In spite of Covid-19, social responsibility is still high on the agenda for multiple brands. Papa John’s partnered with the Trussell Trust to donate money from meal deal pizza orders to food banks around the country to feed families affected by the pandemic. In addition, Iceland proved how important wildlife causes are to the business and its customers, through adopting the penguins at the UK’s largest charity zoo, Chester Zoo. Last but not least, The Body Shop has partnered up with NO MORE – a charity fighting against domestic violence – to create their ‘Isolated Not Alone’ campaign to highlight and combat the rise of domestic violence cases during lockdown.
Amidst the uncertainty, anxiety and dread of COVID-19, the shining hope is that our continuous support as a nation for the NHS and for members of the community who need it most has created a greater atmosphere for kindness and support of one another. The more brands engage with this and demonstrate their own social responsibility authentically and effectively, the stronger resonance and connection they will create with consumers when they look back on the turbulent year that was 2020.
“Super Saturday” saw the eagerly anticipated reopening of hairdressers, bars, restaurants and the holiest of British establishments – the pub. With audiences slowly and tentatively returning to some aspects of “normality”, we’re now in the midst of mass habit forming moments. This can be a great opportunity for brands looking to gain customers via changed behaviour.
This weekend’s allowed openings were caveated with government advice on how to make an inherently social space as socially distant as possible. The new rules created uncertainty of what to expect from the experience. This combined with existing caution created over the past 100 days led to a modest turnout. Records show a c.35% increase in footfall week-on-week though this is still around 50% less than usual Saturday footfall.
With Super Saturday out the way, Brits who have been waiting and watching will gradually head back to the boozer . 1 in 3 Brits have been looking forward to things getting back to normal, and these are the ones likely to be making the most of restrictions being lifted. Others will be influenced by the behaviour of others, mimicking what they think is the social norm. By reflecting this herd mentality, brands can align with the national mood.
Tapping into collective consciousness is always a powerful way to build brands; during the “Christmas ad” moment advertisers have learnt, successfully, to mirror the nation’s emotional mindset. The return of the pub is a similar opportunity for brands. It provides a sense of connection with others, a moment of time and occasion. IPA research Lemon demonstrates that appealing to these more holistic right-brained attributes makes advertising more effective.
This week, our client South Western Railway launched a partnership with Global Radio which encourages Brits to celebrate the local businesses they missed during lockdown.

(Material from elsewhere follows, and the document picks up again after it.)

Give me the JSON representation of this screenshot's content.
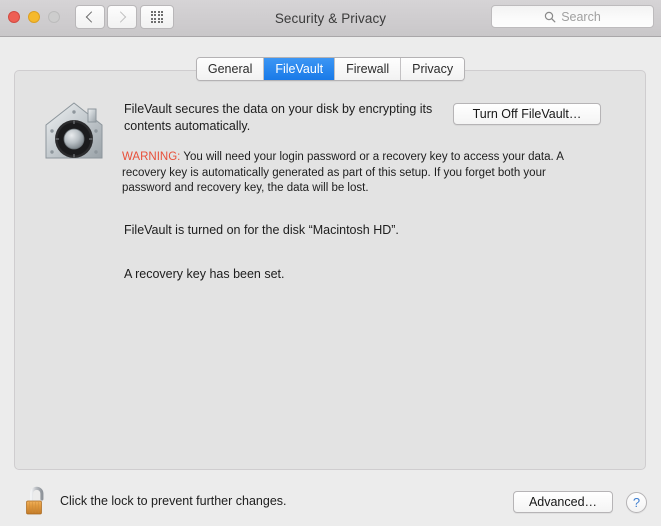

Providing a platform for the re-opening of establishments on their network gives SWR a reason to speak to audiences about their destinations in a relevant way as audiences reconsider their leisure habits.
By staggering the relaxation of lockdown, the government has inadvertently created a shared calendar for the country. Brands that can tap into this evolving emotional progression will prove they are in touch with their current consumers, whilst providing a reassuring presence for future consumers once they’re ready.
Lightbox Pulse, May 2020